(Excerpts from a dataset)
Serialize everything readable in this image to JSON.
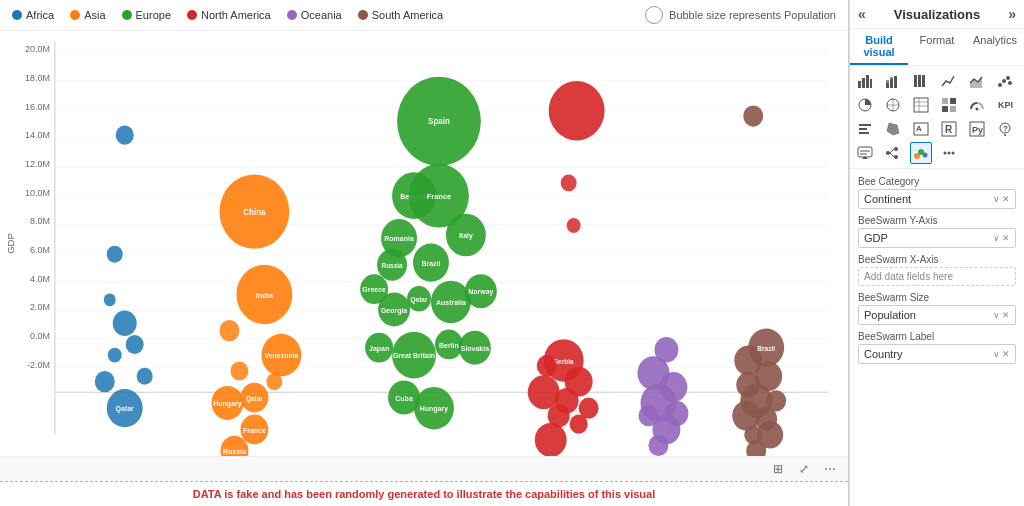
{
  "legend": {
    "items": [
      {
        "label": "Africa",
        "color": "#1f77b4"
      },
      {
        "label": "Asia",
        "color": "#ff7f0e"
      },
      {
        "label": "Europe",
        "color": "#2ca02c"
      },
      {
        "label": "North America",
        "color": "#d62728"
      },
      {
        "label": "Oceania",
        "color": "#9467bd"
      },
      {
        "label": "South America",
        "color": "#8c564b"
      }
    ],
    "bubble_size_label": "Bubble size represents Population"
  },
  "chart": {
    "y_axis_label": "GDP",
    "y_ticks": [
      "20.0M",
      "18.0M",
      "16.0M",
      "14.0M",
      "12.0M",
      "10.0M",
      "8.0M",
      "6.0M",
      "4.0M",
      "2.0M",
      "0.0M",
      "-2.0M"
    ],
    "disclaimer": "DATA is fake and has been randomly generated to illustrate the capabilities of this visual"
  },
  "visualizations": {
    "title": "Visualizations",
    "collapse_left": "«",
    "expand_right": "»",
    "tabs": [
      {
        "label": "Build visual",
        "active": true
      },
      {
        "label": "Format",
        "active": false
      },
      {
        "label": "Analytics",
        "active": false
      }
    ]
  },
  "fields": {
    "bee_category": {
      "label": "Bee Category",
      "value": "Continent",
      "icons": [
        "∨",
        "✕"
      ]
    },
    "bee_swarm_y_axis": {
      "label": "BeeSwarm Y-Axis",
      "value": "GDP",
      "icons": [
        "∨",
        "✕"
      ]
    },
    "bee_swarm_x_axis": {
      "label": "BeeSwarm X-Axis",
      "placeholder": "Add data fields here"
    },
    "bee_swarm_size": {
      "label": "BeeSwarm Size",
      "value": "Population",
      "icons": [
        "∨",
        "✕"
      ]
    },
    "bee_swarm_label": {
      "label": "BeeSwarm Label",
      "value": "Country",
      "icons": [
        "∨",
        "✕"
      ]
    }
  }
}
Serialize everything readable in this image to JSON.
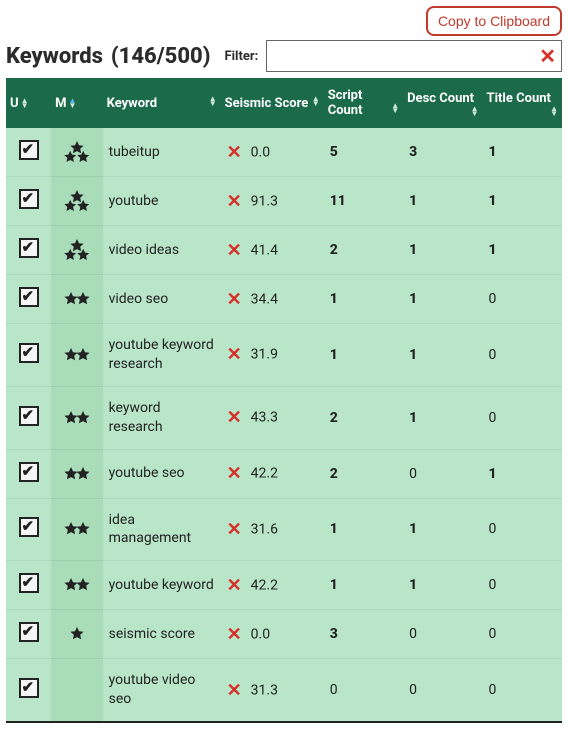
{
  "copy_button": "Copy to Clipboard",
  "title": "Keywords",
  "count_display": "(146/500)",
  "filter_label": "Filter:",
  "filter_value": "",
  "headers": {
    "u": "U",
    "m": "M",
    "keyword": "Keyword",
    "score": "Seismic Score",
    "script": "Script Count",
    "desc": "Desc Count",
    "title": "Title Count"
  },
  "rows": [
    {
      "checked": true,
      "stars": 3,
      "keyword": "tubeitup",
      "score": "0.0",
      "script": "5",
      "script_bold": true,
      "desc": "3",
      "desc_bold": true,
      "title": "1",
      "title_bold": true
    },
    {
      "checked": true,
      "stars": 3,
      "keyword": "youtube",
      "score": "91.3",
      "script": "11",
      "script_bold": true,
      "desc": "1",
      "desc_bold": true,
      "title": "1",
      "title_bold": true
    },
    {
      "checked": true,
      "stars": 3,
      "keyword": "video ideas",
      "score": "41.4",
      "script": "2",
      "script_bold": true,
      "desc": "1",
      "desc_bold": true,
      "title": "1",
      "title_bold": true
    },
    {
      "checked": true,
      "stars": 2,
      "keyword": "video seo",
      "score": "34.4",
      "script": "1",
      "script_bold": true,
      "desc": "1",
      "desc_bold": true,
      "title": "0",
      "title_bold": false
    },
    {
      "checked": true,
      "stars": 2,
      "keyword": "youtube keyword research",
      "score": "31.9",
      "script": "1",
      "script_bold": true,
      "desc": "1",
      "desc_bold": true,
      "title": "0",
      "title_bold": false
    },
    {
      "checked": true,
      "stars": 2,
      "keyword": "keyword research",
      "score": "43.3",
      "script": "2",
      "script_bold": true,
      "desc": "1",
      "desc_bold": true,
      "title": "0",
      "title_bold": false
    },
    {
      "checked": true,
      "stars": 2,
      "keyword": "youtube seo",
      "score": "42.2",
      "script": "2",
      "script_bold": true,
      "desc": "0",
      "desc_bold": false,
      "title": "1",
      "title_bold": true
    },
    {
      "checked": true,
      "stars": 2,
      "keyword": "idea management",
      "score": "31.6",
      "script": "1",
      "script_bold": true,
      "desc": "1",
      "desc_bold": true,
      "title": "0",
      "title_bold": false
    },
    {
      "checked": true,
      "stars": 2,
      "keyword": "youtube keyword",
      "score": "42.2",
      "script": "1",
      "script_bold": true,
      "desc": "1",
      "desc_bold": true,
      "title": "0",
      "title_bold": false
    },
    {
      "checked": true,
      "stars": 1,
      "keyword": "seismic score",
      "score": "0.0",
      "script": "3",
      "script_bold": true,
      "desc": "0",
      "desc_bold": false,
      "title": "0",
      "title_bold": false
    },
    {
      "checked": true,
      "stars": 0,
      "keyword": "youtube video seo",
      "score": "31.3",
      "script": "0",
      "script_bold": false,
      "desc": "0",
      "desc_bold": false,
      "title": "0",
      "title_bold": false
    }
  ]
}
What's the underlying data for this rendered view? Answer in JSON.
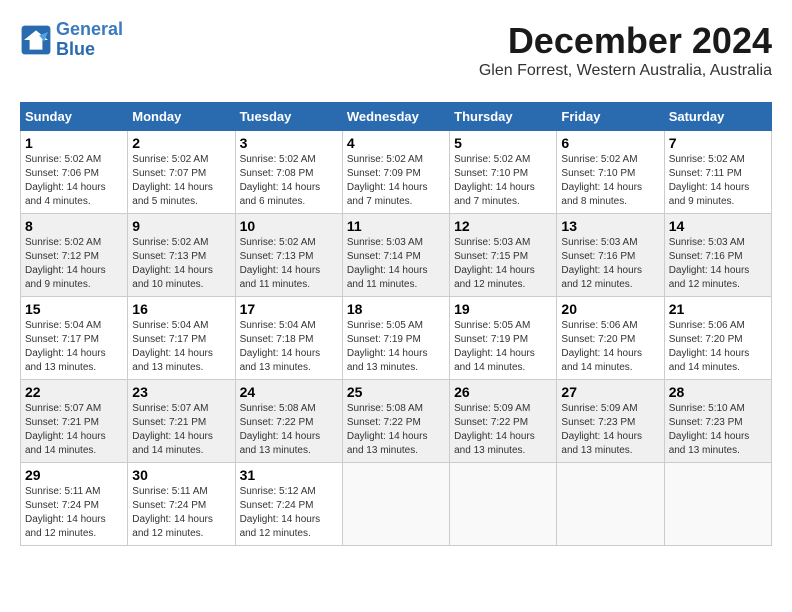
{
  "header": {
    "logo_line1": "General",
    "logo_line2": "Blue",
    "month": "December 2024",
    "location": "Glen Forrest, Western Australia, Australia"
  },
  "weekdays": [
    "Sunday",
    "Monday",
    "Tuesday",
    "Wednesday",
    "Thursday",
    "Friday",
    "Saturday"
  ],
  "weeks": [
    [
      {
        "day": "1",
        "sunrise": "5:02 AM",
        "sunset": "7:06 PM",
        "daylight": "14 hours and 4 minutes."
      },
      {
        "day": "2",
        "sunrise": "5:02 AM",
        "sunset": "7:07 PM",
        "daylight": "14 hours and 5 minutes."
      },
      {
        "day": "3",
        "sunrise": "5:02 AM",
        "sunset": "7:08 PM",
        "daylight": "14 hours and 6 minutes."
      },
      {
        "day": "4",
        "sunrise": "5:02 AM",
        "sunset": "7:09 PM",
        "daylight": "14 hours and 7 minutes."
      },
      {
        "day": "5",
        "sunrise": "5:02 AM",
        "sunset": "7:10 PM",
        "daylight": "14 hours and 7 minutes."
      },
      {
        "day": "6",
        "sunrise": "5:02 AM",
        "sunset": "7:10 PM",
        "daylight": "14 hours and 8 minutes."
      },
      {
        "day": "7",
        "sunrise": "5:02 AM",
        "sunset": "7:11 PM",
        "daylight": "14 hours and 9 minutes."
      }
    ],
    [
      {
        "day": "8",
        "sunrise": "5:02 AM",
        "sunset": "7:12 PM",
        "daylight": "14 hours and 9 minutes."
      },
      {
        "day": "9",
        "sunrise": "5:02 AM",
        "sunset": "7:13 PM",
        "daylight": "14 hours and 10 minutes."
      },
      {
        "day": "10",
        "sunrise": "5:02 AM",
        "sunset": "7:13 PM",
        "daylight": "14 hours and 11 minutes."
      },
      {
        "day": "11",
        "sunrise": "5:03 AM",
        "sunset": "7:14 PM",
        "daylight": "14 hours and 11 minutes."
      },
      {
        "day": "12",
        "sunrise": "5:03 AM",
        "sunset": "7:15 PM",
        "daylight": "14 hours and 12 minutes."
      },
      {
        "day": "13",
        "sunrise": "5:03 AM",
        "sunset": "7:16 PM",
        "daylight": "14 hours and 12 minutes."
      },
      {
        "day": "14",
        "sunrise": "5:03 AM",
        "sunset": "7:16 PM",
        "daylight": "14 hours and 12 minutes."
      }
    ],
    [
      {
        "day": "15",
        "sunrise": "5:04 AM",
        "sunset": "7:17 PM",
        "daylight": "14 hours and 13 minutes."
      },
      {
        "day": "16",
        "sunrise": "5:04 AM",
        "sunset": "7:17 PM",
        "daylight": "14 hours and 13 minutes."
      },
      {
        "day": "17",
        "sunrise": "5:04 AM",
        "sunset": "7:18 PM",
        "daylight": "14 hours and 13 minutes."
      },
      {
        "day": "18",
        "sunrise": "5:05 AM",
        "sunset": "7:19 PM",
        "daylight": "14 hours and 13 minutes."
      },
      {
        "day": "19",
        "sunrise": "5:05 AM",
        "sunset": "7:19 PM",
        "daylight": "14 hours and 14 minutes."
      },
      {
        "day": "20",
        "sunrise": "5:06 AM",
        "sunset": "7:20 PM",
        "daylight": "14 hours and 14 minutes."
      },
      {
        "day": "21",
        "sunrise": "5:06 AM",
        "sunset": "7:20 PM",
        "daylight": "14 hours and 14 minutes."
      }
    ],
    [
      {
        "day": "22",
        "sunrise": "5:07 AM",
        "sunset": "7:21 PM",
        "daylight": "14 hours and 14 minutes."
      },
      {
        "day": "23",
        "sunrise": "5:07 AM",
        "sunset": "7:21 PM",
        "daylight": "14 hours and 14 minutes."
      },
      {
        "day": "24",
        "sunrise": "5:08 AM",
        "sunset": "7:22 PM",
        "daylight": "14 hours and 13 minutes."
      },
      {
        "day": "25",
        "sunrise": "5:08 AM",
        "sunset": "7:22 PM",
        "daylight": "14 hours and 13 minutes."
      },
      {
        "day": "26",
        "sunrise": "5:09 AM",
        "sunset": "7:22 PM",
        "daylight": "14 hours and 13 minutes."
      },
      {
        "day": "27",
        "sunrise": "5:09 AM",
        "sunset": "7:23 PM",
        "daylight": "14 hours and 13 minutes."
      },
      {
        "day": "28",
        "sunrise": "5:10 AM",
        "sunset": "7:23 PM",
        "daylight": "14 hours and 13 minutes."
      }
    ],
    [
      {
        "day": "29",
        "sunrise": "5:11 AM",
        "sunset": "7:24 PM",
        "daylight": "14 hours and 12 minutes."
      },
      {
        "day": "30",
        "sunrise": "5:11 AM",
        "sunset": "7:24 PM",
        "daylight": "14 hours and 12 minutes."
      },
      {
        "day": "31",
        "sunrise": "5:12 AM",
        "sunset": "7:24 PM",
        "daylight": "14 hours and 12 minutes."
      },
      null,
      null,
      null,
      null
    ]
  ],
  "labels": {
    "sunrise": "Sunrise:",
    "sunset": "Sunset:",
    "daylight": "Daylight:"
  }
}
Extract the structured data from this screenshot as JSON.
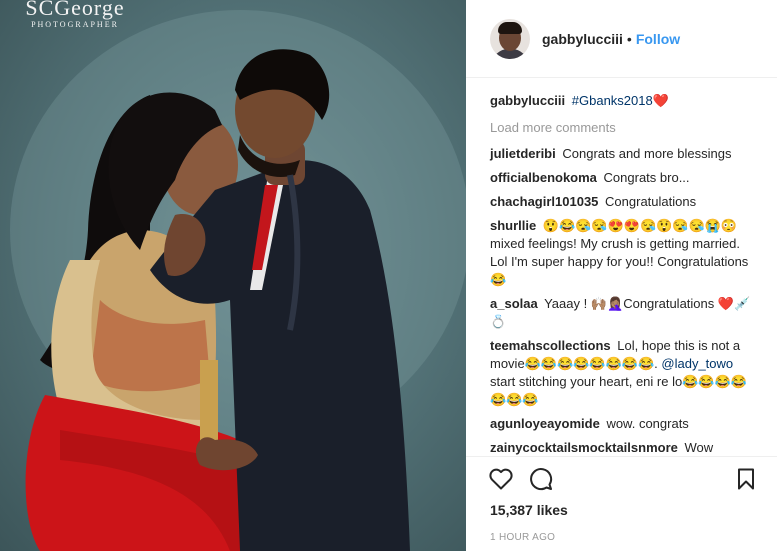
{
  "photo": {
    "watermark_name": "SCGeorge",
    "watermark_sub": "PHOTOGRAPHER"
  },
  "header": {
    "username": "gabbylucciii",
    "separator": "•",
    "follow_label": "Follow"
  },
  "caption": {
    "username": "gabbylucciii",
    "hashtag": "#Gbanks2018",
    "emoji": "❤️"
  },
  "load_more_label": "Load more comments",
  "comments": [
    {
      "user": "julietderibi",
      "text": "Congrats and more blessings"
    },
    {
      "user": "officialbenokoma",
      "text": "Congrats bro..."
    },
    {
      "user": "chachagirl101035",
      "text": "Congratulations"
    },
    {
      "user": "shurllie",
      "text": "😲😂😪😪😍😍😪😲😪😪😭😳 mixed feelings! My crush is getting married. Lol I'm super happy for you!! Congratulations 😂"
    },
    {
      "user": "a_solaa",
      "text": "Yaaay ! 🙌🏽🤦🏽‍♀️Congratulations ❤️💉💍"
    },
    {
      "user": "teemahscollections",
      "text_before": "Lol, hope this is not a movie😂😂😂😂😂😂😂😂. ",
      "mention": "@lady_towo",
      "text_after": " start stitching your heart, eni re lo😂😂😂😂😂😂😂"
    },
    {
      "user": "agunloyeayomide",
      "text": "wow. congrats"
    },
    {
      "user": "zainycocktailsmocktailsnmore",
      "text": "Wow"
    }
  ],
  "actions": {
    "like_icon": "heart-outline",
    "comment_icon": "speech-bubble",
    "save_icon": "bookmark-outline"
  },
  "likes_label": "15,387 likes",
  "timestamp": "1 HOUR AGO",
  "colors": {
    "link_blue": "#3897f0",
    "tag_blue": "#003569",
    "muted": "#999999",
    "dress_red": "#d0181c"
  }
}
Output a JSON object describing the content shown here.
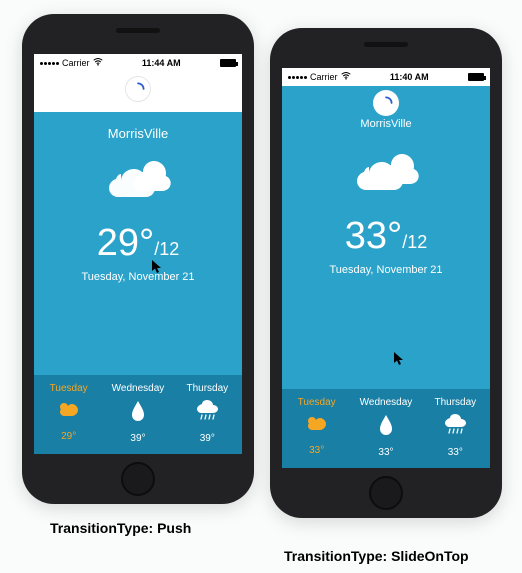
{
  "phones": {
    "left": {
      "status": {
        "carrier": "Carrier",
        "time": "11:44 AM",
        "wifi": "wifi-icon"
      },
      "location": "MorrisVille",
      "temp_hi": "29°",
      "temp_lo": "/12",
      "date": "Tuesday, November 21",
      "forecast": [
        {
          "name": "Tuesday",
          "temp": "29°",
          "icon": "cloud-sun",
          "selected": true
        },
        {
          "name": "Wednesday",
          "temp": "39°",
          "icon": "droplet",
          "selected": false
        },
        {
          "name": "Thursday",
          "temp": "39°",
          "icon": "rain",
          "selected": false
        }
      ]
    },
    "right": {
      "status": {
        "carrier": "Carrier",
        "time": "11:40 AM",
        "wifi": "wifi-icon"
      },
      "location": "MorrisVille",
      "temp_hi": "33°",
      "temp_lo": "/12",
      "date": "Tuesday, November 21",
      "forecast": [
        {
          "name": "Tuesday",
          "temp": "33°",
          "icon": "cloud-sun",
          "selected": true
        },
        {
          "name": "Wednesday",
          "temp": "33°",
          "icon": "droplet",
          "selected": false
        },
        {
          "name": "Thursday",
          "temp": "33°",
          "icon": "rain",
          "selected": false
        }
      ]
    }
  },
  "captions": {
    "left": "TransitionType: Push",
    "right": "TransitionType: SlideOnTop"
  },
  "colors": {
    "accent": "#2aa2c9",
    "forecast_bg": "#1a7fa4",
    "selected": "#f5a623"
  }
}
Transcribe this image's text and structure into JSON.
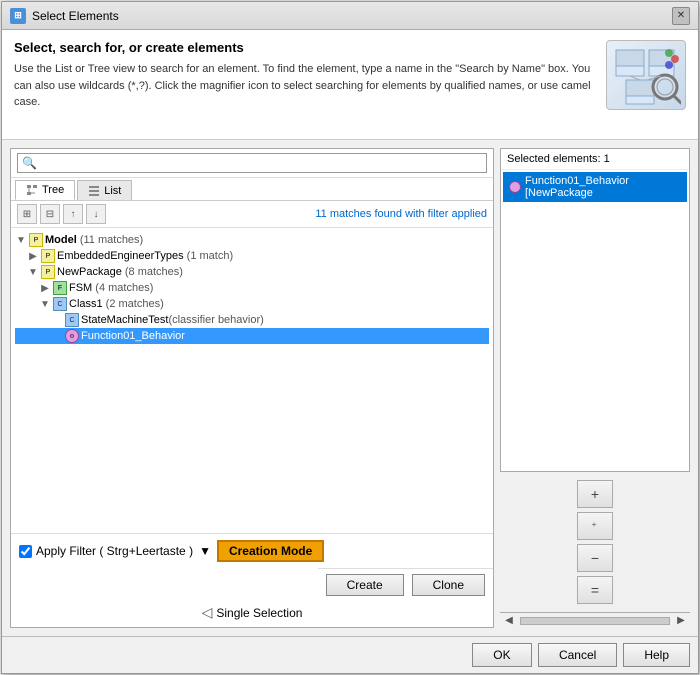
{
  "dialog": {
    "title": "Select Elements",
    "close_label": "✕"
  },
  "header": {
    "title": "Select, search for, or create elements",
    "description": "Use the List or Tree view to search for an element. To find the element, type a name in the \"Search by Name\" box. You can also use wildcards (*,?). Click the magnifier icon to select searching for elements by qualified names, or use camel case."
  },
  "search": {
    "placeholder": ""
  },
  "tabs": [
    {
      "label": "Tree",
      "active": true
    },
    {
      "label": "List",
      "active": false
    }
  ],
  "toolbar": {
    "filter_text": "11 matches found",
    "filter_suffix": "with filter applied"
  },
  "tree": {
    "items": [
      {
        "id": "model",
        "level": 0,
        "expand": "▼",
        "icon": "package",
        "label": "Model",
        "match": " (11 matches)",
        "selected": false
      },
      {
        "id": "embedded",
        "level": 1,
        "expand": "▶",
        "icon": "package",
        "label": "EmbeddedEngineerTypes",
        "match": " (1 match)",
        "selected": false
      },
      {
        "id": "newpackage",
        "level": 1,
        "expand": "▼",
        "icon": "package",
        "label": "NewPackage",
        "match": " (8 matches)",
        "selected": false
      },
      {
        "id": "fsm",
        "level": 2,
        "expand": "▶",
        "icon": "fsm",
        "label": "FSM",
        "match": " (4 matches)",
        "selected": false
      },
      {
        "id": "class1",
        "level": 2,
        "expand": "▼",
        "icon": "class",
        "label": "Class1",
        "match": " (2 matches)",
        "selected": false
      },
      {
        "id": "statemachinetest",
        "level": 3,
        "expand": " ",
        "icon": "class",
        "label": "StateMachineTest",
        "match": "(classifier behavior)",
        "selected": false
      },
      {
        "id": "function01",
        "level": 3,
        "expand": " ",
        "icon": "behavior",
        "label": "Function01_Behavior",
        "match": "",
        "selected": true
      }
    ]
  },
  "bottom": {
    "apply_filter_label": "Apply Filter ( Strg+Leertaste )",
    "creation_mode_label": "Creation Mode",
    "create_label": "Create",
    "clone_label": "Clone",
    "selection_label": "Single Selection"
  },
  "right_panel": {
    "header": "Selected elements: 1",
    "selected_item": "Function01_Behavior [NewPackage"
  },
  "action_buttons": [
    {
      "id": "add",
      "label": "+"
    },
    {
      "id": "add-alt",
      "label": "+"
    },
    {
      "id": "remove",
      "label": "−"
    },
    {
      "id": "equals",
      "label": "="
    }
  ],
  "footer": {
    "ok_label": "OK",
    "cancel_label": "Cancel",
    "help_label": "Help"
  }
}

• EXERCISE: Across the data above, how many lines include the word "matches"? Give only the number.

• REPLY TO THE TASK: 5